By anon

Some what short sighted by Aldi as convenience stores are becoming more of the norm and large basket shopping continues to decrease – as Waitrose announced at the weekend.

By Old hack

Think this is disgusting their are a lot of elderly people around the stretford and Trafford bar area who don’t have cars and use walkers public transport is no good to these people can’t carry lots of shopping and ring and ride now have more rules for who can use them what about us when I asked a gentleman in stretford mall the other week what provision they were making for the elderly his replie was we will be providing benches I know some people think pensioners have it easy as I have been told on many occasions but to me we seem to be the forgotten section of the public in these areas think its about time the powers that be relized this

By Stephanie Beckett

We are witnessing Aldi shooting themselves
In the proverbial foot! Aldi have loyal customers to thank for their success and now they are relying on passing, supposedly more affluent trade, to support a large store with massive overheads. I have to say if I was on my way to or from work and stopped at Aldi White city I wouldn’t be hanging around and browsing through the store in a relaxed way.
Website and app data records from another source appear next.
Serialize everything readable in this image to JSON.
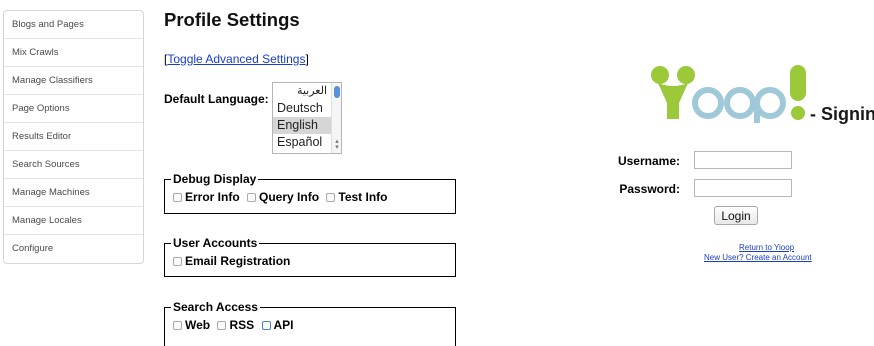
{
  "sidebar": {
    "items": [
      {
        "label": "Blogs and Pages"
      },
      {
        "label": "Mix Crawls"
      },
      {
        "label": "Manage Classifiers"
      },
      {
        "label": "Page Options"
      },
      {
        "label": "Results Editor"
      },
      {
        "label": "Search Sources"
      },
      {
        "label": "Manage Machines"
      },
      {
        "label": "Manage Locales"
      },
      {
        "label": "Configure"
      }
    ]
  },
  "main": {
    "title": "Profile Settings",
    "toggle_open": "[",
    "toggle_link": "Toggle Advanced Settings",
    "toggle_close": "]",
    "language": {
      "label": "Default Language:",
      "options": [
        "العربية",
        "Deutsch",
        "English",
        "Español"
      ],
      "selected": "English"
    },
    "debug": {
      "legend": "Debug Display",
      "options": [
        "Error Info",
        "Query Info",
        "Test Info"
      ]
    },
    "accounts": {
      "legend": "User Accounts",
      "options": [
        "Email Registration"
      ]
    },
    "search_access": {
      "legend": "Search Access",
      "options": [
        "Web",
        "RSS",
        "API"
      ]
    }
  },
  "signin": {
    "title": "- Signin",
    "username_label": "Username:",
    "password_label": "Password:",
    "login_button": "Login",
    "return_link": "Return to Yioop",
    "new_user_link": "New User? Create an Account"
  },
  "colors": {
    "link": "#1a3ec4",
    "logo_green": "#9bc93a",
    "logo_blue": "#9fc9d8"
  }
}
I be keen to get back into the long line of traffic parading down Chester Rd. I suspect the White city store will have tumble weed blowing around the new wider aisles during the day and a flurry of bad tempered customers arriving at rush hour.
The Seymour Grove store was not a “basket only” store and was very busy with full trollies most of the day.
Aldi, as stated in the article have missed a great opportunity to creat a corner shop model by keeping Seymour Grove.
By way of damage limitation Aldi could provide a dedicated minibus service from their old site to the White city store. This would help the loyal customers and help Aldi’s bottom line!

By Julie fletcher
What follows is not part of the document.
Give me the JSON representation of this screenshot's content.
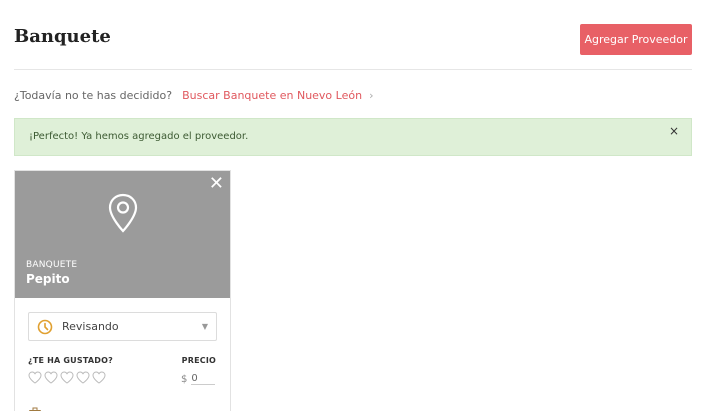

Julie Fletcher has a point.I use the Horwich Aldi and I go because the staff are great the car park is ample and it is easy to negotiate.I used Bury Tesco last week and it took me half an hour to get out of the car park.This new Aldi sounds like a similar chore.
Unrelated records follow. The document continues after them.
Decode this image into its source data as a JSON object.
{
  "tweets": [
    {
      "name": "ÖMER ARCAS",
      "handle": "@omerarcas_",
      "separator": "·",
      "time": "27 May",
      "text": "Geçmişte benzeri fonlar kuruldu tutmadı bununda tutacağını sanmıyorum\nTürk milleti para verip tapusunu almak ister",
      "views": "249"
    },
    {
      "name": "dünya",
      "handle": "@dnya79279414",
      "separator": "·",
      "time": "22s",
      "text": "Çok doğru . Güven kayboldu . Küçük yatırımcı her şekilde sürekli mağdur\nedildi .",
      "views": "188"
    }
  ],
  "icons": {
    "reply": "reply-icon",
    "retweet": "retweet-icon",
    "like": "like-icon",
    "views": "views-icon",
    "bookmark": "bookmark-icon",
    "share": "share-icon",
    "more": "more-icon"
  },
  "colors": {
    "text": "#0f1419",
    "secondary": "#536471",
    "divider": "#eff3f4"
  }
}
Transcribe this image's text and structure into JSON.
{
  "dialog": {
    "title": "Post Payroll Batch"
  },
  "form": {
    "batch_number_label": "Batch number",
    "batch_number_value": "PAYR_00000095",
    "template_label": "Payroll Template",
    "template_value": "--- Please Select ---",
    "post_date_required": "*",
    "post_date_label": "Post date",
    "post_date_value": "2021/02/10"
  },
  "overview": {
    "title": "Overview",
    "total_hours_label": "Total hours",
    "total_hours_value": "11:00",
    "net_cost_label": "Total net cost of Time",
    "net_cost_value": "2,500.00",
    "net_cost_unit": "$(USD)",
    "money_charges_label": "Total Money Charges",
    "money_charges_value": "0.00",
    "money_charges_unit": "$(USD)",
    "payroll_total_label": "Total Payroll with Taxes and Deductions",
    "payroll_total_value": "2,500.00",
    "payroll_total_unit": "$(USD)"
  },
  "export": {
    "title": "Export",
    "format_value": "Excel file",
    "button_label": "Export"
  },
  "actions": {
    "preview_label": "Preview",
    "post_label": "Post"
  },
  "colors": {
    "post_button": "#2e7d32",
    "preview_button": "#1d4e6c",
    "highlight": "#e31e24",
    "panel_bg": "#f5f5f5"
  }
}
By Elephant

I agree with all of the comments made so far. Nobody considers the elderly. It makes my blood boil. They should be entitled to shop at reasonably priced stores just like everyone else. Now Iceland have the monopoly on Seymour Grove & could decide to hike their prices if they so wish. The fact that Aldi don’t want a replacement supermarket taking the old Seymour venue is disgusting. They are preventing the elderly from shopping & seem determined to make that permanent. Hmmmph! So they want to attract affluent passing trade – well Aldi, the affluent don’t want to shop at your stores! They want Waitrose, Sainsbury’s & M&S! Seems Aldi might just reap what they sow. Karma & all that. Remember, when you upset loyalty customers they simply go elsewhere. Hopefully another reasonable supermarket chain such as Lidl will manage to move in to fill the gap. It is definitely needed – the shopping centre was like a ghost town this lunchtime. :( I work nearby & wouldn’t dream of going to White City. Too time consuming during my short lunch break – so you have lost my daily custom Aldi – I am by no means rich & I have to watch my pennies. I do not shop at Waitrose as its far too expensive, but I am a FT working home owner from Cheshire with a car – maybe I’m just not affluent enough eh?

By Andrea

I live exactly there and is a disgrace that I cannot longer rely on a close supermarket.
White city becomes hard to reach now that is extremely cold. Hopefully something will soon open, lots of offices are in the area, so why don’t bring a little waitrose or cooperative there?

By Anonymous

The stories that are circulating re-the hardship experienced by local residents are at times heart-breaking. There is not even a sheet of A4 in any language shown in the window explaining the situation. Aldi hang your head in shame and take down your illuminated ALDI sign!